By Roy Furchgott.
Despite the promise of two-hour flights from New York to Los Angeles, the supersonic airline industry never really got off the ground. That is largely because of physics: specifically, the sonic boom, the thunderclap noise made when an aircraft breaks the sound barrier, which essentially doomed supersonic aviation as a viable business.
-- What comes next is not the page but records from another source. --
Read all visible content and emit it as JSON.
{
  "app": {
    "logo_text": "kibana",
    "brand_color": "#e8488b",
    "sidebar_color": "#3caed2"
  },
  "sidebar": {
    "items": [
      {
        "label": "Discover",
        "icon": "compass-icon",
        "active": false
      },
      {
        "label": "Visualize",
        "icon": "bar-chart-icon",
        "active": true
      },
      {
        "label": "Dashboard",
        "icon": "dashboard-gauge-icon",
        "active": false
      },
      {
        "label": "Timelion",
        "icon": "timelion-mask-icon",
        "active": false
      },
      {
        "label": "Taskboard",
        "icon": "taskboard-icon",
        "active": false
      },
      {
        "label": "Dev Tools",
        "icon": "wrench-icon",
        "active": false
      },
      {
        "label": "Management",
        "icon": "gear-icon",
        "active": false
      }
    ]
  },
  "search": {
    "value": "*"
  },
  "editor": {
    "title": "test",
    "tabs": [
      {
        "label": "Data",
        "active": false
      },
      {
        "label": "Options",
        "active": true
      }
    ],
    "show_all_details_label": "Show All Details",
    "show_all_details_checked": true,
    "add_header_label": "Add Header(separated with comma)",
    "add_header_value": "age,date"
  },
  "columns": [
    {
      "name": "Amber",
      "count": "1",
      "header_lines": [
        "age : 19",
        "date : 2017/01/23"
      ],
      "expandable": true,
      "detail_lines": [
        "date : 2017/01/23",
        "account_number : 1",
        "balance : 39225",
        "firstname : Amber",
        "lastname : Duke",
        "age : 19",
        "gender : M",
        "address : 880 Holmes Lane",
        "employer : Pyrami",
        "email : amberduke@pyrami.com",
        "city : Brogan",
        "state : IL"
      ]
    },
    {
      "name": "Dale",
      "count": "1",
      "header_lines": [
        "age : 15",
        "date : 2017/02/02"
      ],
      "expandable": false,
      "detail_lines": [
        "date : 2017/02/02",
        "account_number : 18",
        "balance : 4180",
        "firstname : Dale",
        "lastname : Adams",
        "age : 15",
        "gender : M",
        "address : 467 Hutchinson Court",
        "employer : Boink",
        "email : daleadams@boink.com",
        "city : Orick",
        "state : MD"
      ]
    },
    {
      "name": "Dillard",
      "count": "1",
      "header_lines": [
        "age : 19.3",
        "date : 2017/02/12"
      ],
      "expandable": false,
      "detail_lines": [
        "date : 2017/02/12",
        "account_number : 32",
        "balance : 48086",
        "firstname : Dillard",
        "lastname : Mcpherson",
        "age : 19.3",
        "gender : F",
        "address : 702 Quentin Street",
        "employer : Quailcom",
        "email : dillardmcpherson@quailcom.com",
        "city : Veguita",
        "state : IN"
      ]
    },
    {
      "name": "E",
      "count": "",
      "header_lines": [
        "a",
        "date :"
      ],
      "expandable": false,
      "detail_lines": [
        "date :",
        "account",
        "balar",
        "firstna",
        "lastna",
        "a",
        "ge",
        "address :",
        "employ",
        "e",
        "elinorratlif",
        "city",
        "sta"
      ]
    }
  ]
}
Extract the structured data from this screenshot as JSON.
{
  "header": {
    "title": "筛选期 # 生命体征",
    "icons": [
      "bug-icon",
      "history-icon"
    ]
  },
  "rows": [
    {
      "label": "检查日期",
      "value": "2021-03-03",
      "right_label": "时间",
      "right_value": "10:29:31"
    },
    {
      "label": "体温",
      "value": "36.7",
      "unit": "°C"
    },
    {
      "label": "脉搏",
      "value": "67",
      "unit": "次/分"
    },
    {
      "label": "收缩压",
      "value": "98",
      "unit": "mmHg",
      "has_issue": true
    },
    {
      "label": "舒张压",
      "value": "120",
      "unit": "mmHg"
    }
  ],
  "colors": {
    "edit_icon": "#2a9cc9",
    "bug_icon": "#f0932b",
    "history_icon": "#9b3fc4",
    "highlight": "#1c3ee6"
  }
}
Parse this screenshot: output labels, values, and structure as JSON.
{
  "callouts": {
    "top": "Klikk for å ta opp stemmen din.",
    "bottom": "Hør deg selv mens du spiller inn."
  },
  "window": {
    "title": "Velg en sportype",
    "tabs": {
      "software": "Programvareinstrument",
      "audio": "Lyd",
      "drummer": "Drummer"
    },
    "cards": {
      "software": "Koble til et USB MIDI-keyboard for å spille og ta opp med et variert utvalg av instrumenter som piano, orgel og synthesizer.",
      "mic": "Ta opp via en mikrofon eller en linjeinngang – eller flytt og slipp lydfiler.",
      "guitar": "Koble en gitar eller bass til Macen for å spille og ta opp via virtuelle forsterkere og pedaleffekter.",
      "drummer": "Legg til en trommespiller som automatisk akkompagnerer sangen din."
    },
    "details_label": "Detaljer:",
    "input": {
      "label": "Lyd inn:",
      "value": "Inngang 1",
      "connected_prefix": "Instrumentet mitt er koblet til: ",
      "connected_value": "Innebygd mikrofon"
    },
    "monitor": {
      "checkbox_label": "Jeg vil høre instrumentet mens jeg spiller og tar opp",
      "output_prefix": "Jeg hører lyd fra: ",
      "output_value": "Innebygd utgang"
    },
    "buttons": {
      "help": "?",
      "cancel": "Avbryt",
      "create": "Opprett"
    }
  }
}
In 1960s-era tests, booms reportedly broke windows, cracked plaster and knocked knickknacks from shelves; in 1973, the Federal Aviation Administration forbade civilian supersonic aircraft from flying over land. Planes could go supersonic only over the ocean . . .